It’s Tisha B’Av, and I’m reading a book called One Jew’s Power, One Jew’s Glory by Yechiel Granatstein. It’s about Reb Yitzchak’l — Rabbi Yitzchak Shmuel Eliyahu Finkler, the Rebbe of Radoschitz, and his spiritual resistance during the Holocaust. I find it very inspiring.
Early on, before the deportation to the camps, Reb Yitzchak’l lost his wife. He comforted his daughters:
“When a person is attached to the Holy, Blessed One with every strand and thread of his being… when he is bound to our Maker with every fiber of his heart, and with all his heart he believes that it is He alone who makes everything happen — then he must, absolutely must accept the good and the bad equally — in the very same way. We have to accept that both come from His knowledge and His will — for His higher reasons, that we cannot always understand…” (page 50).
Later on, in the Skarszysko concentration camp, Reb Yitzchak’l continued to live according to these principles. His corner in the barracks became the spiritual center where people came to daven and to receive advise and encouragement. Even the Nazis were afraid to interrupt his davening and interfere with his spiritual activities.
Another inmate describes Yom Kippur in the camp:
“The Rebbe together with other Jews — he was there himself, right in their midst — were working away, unloading freight cars that were stacked with very heavy steel beams. The time came, however, when they suddenly noticed that the Rebbe was standing at the side, on the [platform]… and with immense d’veikus he was saying the prayers of this most holy and awesome day of the year… Suddenly one of the commandants of the camp appeared — a terrifying Nazi tyrant… Evidently he wanted to check and see how the enslaved Jews were working on Yom Kippur… Then his glance fell on the Rebbe. He watched him praying fervently, swaying back and forth in d’veikus, like a man who was not really there, not at all in this physical world of ours, but completely sundered from it. And this Nazi, this utterly vicious human animal, remained standing there as though paralyzed… he turned around and disappeared” (page 102).
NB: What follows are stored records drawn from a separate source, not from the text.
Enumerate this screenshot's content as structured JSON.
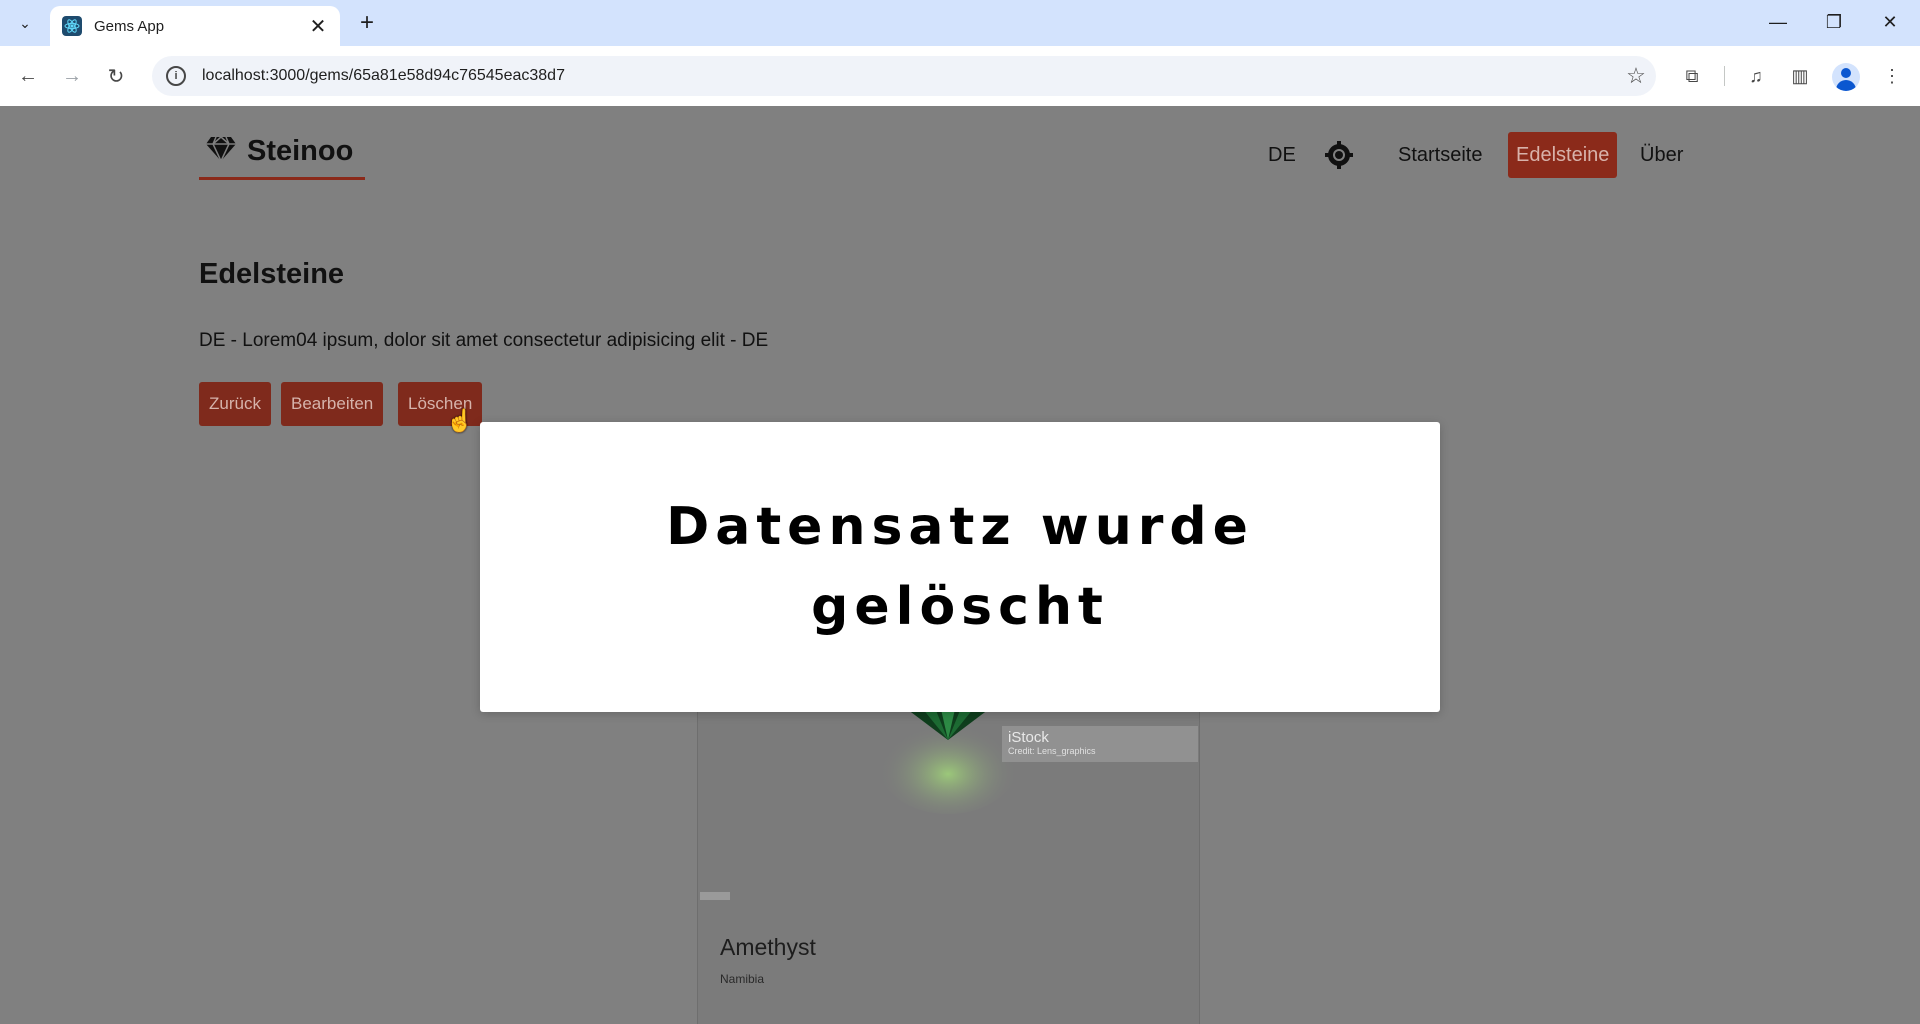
{
  "browser": {
    "tab_title": "Gems App",
    "url": "localhost:3000/gems/65a81e58d94c76545eac38d7"
  },
  "site": {
    "brand": "Steinoo",
    "nav": {
      "lang": "DE",
      "home": "Startseite",
      "gems": "Edelsteine",
      "about": "Über"
    }
  },
  "page": {
    "title": "Edelsteine",
    "description": "DE - Lorem04 ipsum, dolor sit amet consectetur adipisicing elit - DE",
    "buttons": {
      "back": "Zurück",
      "edit": "Bearbeiten",
      "delete": "Löschen"
    }
  },
  "card": {
    "watermark_brand": "iStock",
    "watermark_credit": "Credit: Lens_graphics",
    "title": "Amethyst",
    "subtitle": "Namibia"
  },
  "modal": {
    "message": "Datensatz wurde gelöscht"
  },
  "colors": {
    "accent": "#8b2a1a",
    "overlay": "#808080"
  }
}
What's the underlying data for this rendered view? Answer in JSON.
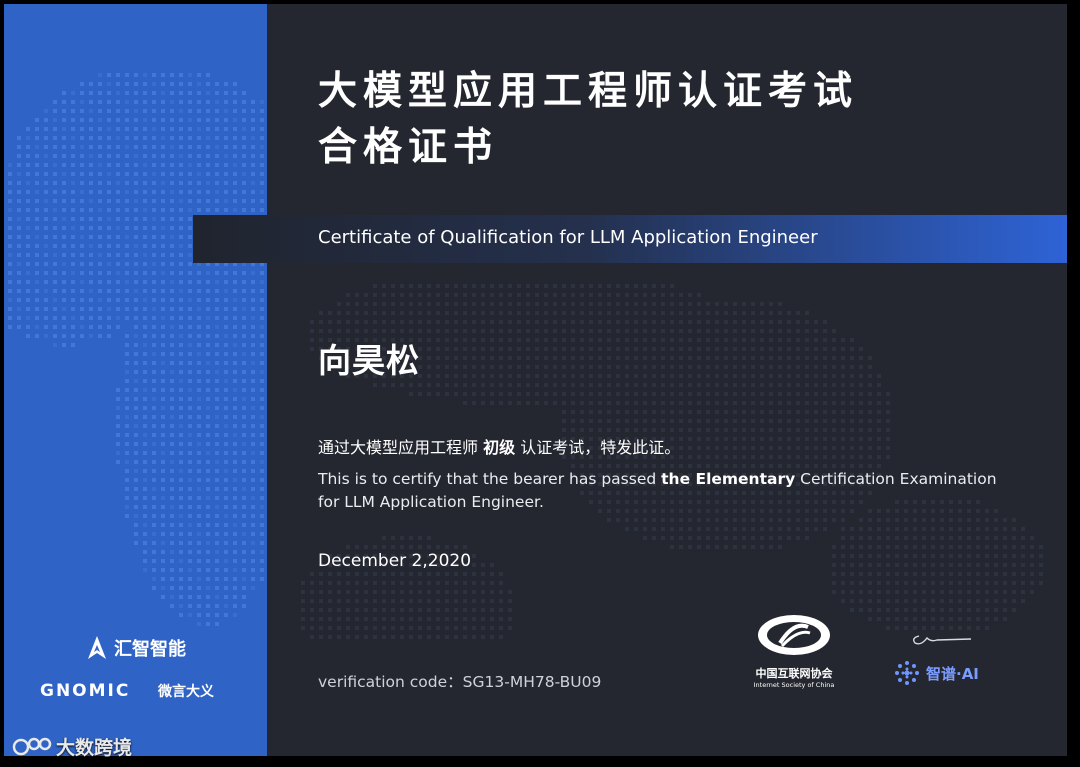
{
  "title": {
    "line1": "大模型应用工程师认证考试",
    "line2": "合格证书"
  },
  "subtitle": "Certificate of Qualification for LLM Application Engineer",
  "holder_name": "向昊松",
  "statement_cn": {
    "before": "通过大模型应用工程师 ",
    "level": "初级",
    "after": " 认证考试，特发此证。"
  },
  "statement_en": {
    "before": "This is to certify that the bearer has passed ",
    "level": "the Elementary",
    "after": " Certification Examination for LLM Application Engineer."
  },
  "date": "December 2,2020",
  "verification": "verification code：SG13-MH78-BU09",
  "logos": {
    "huizhi": "汇智智能",
    "gnomic": "GNOMIC",
    "weiyan": "微言大义",
    "isc_cn": "中国互联网协会",
    "isc_en": "Internet Society of China",
    "zhipu": "智谱·AI"
  },
  "watermark": "大数跨境",
  "colors": {
    "background": "#24272f",
    "side_panel": "#2f63c5",
    "banner_accent": "#2e63d6"
  }
}
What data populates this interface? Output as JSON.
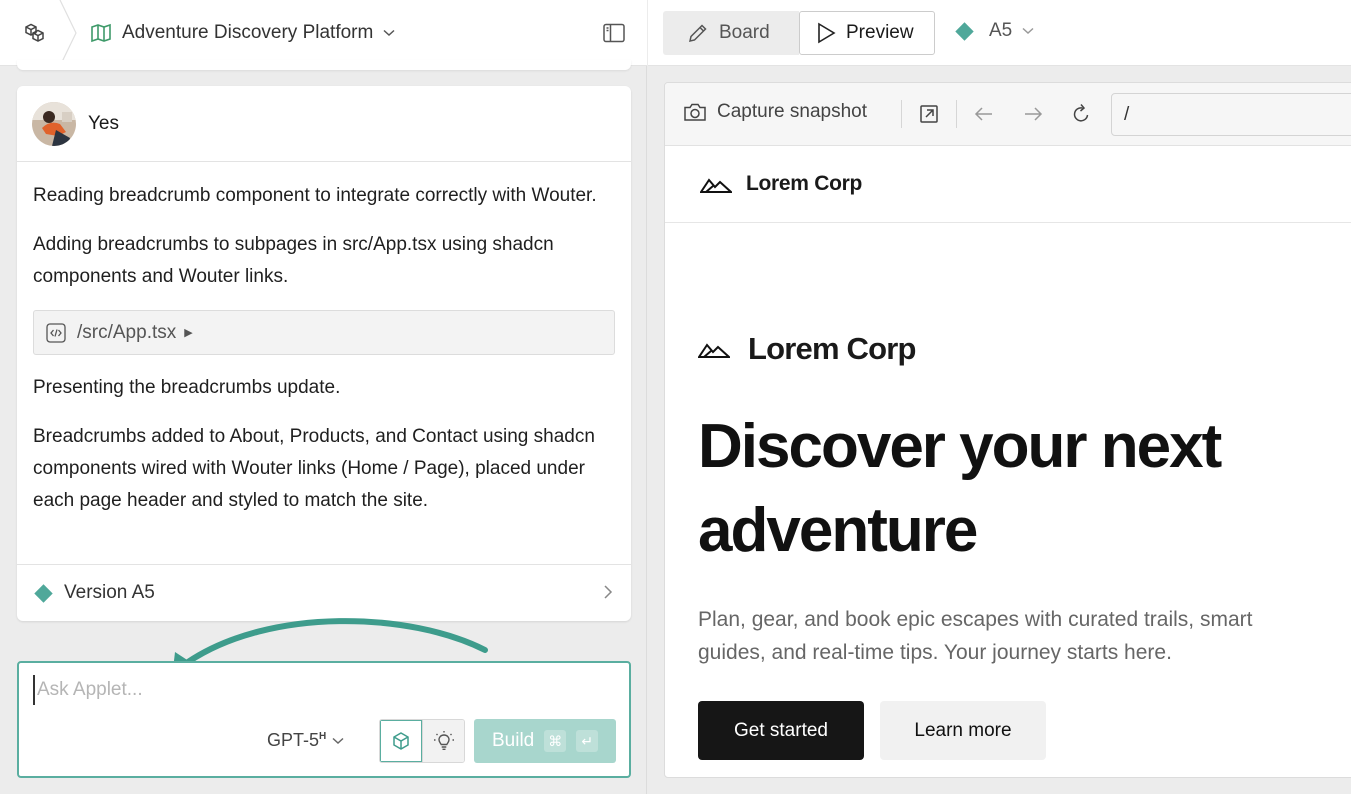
{
  "header": {
    "project_title": "Adventure Discovery Platform"
  },
  "chat": {
    "user_message": "Yes",
    "paragraphs": [
      "Reading breadcrumb component to integrate correctly with Wouter.",
      "Adding breadcrumbs to subpages in src/App.tsx using shadcn components and Wouter links.",
      "Presenting the breadcrumbs update.",
      "Breadcrumbs added to About, Products, and Contact using shadcn components wired with Wouter links (Home / Page), placed under each page header and styled to match the site."
    ],
    "file_chip": "/src/App.tsx",
    "version_label": "Version A5"
  },
  "composer": {
    "placeholder": "Ask Applet...",
    "model": "GPT-5",
    "model_sup": "H",
    "build_label": "Build",
    "kbd_cmd": "⌘",
    "kbd_enter": "↵"
  },
  "view_tabs": {
    "board": "Board",
    "preview": "Preview",
    "version": "A5"
  },
  "browser": {
    "snapshot_label": "Capture snapshot",
    "url": "/"
  },
  "site": {
    "brand": "Lorem Corp",
    "hero_title": "Discover your next adventure",
    "hero_subtitle": "Plan, gear, and book epic escapes with curated trails, smart guides, and real-time tips. Your journey starts here.",
    "cta_primary": "Get started",
    "cta_secondary": "Learn more"
  },
  "colors": {
    "accent": "#4fa89a",
    "build_disabled": "#a8d6cd",
    "cta_dark": "#161616"
  }
}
Reb Yitzchak’l encouraged his fellow Jews not to give up hope, to continue living and waiting for liberation. He himself maintained a positive attitude. Another inmate describes a roll call where a “selection” would be made:
“I was standing near the Rebbe. I watched his lips moving, murmuring, with a smile on his face. His pleasant mood never left him! There he stood, whispering now to this man, now to that one, rousing, heartening, consoling, pouring into them his faith and trust in Hashem” (page 109).
A lofty level, but something to aspire to.